Commercial Rockets

VEGA — EU, 2012

Developed mainly in Italy, which is now becoming the dominant EU country for space projects in place of France, this is Arianespace’s new small-payload launcher. It has three solid-fueled stages topped by a hypergolic stage. The bottom stage has a steerable nozzle extension tube for thrust vectoring. It’s basically the same “P80” motor that’s going to be used as a side booster on the Ariane 6. They’re going to lengthen the bottom stage by about 50% in a future version, calling it P120 and dubbing the taller rocket Vega C. With that, they’ll be able to launch a tiny unmanned spaceplane on this thing, which is apparently going to be called Space RIDER. It would launch from Guyana (where the Arianes go up) and land on a runway in the Azores.

Development of the rocket was accompanied by drama in which France at first put up a lot of the money but then pulled out, and Italy threatened to pull their support from Ariane. In the end, Vega was built by a new company formed from parts of FiatAvio by Italy’s space agency. At some point they decided that Vega stood for Vettore Europeo di Generazione Avanzata (Advanced Generation European Vector — apparently in Italian they sometimes call rockets vectors), but really it’s just named after the bright star.

The upper stages are skinnier than the three meter booster — the “Zefiro 23” and “Zefiro 9” solid stages are just 1.9 meters wide. The UDMH-fueled topper is called AVUM and weighs under one ton. A further evolution calls for the third and fourth stages to be replaced by a new methane-burning cryogenic stage. This will be called Vega E and isn’t expected to fly until 2024.

The Vega did go on hiatus for some months after the fifteenth launch, when the second stage blew out its top end. They say it’s fixed now. Overall it’s doing good business, but the European Space Agency is already starting to think that for the exploding small-sat demand, they might need something quite a bit lighter and cheaper.

As mentioned in the Ariane article, the ESA is also working on a very small hydrogen-fueled rocket called Callisto, which will explore the capability of doing vertical landings. It is not intended to fly real payloads; it is strictly a “hopper” testbed for gaining experience at landings and reuse in general. They figure that if it leads to something commercial, that rocket will be larger.

In 2019 they announced a plan to also develop a larger experimental hopper named Themis. In the concept art, this looks very much like a Falcon 9. It would use an inexpensive methane-burning engine named Prometheus, which would also be used in a future Ariane. I guess the idea is to practice the basics of hopping on a small rocket before building a realistically sized one.

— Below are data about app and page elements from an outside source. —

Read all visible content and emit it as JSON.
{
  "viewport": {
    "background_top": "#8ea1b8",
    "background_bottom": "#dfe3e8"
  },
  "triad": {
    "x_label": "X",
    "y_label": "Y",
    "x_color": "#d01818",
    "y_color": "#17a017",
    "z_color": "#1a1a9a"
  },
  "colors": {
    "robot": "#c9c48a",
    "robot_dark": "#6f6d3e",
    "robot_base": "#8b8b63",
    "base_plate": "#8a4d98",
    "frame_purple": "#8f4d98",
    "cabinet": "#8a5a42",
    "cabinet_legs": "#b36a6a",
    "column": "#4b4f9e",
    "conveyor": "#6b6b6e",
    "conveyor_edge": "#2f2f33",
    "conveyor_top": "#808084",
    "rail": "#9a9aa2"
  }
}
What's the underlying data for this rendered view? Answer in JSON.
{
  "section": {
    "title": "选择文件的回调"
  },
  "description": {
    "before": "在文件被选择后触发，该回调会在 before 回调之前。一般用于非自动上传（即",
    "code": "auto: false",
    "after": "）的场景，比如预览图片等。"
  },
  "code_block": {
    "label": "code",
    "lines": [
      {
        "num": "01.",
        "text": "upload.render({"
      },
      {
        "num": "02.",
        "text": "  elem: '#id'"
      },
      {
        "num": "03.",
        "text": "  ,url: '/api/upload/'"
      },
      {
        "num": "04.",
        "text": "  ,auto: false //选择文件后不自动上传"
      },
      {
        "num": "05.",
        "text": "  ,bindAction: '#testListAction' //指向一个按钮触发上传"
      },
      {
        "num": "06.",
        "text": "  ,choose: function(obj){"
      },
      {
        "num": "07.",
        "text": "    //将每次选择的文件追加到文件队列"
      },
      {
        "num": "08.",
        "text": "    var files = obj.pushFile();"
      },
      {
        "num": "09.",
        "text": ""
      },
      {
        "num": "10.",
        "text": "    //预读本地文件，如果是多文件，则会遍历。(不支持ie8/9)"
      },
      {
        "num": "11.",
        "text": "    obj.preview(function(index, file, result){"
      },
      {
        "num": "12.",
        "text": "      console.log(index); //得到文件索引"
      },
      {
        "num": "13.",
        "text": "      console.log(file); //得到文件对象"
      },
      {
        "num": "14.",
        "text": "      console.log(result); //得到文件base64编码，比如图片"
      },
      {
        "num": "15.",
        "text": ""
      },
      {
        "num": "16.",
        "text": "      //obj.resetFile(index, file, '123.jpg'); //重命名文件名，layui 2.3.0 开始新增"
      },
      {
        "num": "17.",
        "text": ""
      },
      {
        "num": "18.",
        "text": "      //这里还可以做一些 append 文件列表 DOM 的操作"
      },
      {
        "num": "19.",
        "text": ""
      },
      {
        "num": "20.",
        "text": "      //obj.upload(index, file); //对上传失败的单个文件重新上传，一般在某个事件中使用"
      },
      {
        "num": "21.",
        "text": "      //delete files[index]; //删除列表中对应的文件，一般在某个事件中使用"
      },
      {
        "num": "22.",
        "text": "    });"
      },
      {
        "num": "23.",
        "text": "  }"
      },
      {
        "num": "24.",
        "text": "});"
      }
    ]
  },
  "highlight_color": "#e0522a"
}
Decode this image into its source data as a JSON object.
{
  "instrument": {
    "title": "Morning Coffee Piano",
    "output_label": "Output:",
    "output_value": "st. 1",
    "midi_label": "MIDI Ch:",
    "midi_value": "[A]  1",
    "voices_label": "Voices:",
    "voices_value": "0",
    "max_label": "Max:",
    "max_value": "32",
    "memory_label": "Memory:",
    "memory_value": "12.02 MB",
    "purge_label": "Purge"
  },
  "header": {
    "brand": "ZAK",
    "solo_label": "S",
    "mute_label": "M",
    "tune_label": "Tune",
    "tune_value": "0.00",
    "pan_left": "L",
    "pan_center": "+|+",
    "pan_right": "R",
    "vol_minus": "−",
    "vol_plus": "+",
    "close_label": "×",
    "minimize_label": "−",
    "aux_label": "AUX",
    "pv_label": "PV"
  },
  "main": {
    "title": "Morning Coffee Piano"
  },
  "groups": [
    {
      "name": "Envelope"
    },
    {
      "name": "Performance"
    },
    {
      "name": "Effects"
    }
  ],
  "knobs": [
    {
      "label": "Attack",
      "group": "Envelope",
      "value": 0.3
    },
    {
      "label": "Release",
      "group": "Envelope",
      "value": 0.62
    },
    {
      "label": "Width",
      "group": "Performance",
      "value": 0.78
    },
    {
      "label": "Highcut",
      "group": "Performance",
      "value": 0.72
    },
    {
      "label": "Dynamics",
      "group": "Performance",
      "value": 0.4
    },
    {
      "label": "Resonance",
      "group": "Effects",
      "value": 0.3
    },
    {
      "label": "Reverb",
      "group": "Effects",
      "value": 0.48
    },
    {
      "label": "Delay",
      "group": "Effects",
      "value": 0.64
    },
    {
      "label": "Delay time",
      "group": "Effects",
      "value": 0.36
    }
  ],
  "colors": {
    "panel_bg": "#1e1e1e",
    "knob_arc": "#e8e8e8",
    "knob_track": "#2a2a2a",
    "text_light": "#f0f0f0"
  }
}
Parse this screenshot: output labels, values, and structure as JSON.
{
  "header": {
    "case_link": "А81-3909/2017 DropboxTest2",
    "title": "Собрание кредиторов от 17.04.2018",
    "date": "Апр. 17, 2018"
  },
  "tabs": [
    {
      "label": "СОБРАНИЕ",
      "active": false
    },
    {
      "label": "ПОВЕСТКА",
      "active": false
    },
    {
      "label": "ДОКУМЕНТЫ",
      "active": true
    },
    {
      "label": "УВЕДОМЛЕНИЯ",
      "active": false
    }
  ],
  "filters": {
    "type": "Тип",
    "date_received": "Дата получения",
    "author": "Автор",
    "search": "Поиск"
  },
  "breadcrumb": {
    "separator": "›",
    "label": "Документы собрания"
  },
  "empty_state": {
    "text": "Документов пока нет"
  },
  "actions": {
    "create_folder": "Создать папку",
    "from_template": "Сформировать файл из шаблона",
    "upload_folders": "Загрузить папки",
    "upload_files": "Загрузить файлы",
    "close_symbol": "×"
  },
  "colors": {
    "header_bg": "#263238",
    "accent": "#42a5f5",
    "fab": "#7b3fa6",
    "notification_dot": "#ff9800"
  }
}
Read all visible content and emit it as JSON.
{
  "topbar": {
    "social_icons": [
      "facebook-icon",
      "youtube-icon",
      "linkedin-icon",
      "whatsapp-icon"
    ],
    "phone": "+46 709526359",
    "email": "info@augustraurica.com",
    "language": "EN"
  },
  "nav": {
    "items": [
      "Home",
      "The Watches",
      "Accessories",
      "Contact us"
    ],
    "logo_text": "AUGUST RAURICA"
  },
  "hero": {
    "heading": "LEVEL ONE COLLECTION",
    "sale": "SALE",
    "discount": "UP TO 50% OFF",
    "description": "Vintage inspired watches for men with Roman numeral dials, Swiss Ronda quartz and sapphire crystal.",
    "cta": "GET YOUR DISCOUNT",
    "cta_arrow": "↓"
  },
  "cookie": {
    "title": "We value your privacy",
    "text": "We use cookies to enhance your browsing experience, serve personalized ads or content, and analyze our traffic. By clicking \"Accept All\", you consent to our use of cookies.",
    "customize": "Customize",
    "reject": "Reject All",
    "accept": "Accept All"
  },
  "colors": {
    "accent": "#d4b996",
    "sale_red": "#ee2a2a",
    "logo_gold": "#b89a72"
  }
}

Vega: mass 137 t, diam 3 m, thrust 2300 kN, imp 2.7 km/s, type S, payload 1.9 t (1.4%), cost $18M/t (dropping as usage ramps up), record 19/0/1 as of Mar 19, 2022.